■ **PROBLEM**:
When a line below holds the string "business", show that line.

■ **INPUT FOR THIS TASK**:
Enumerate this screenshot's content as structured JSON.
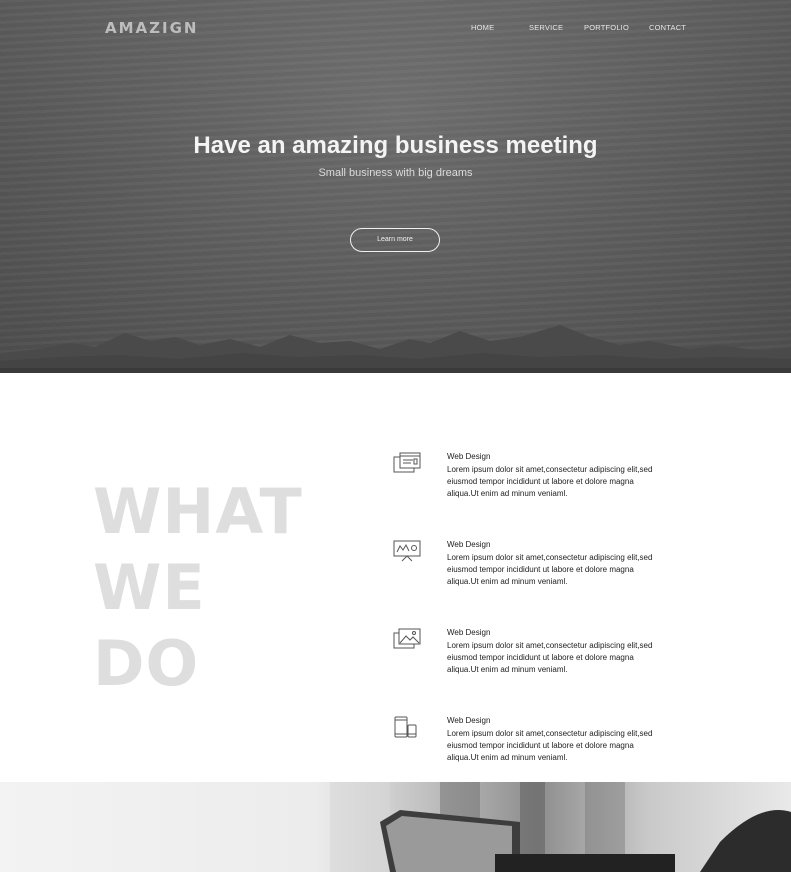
{
  "brand": {
    "logo_text": "AMAZIGN"
  },
  "nav": {
    "items": [
      {
        "label": "HOME"
      },
      {
        "label": "SERVICE"
      },
      {
        "label": "PORTFOLIO"
      },
      {
        "label": "CONTACT"
      }
    ]
  },
  "hero": {
    "title": "Have an amazing business meeting",
    "subtitle": "Small business with big dreams",
    "cta_label": "Learn more"
  },
  "services": {
    "heading_lines": [
      "WHAT",
      "WE",
      "DO"
    ],
    "items": [
      {
        "icon": "browser-windows-icon",
        "title": "Web Design",
        "description": "Lorem ipsum dolor sit amet,consectetur adipiscing elit,sed eiusmod tempor incididunt ut labore et dolore magna aliqua.Ut enim ad minum veniaml."
      },
      {
        "icon": "presentation-board-icon",
        "title": "Web Design",
        "description": "Lorem ipsum dolor sit amet,consectetur adipiscing elit,sed eiusmod tempor incididunt ut labore et dolore magna aliqua.Ut enim ad minum veniaml."
      },
      {
        "icon": "image-gallery-icon",
        "title": "Web Design",
        "description": "Lorem ipsum dolor sit amet,consectetur adipiscing elit,sed eiusmod tempor incididunt ut labore et dolore magna aliqua.Ut enim ad minum veniaml."
      },
      {
        "icon": "mobile-devices-icon",
        "title": "Web Design",
        "description": "Lorem ipsum dolor sit amet,consectetur adipiscing elit,sed eiusmod tempor incididunt ut labore et dolore magna aliqua.Ut enim ad minum veniaml."
      }
    ]
  },
  "colors": {
    "hero_bg": "#5c5c5c",
    "heading_watermark": "#dedede",
    "text_dark": "#222222"
  }
}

■ **RESULT**:
    "title": "Have an amazing business meeting",
    "subtitle": "Small business with big dreams",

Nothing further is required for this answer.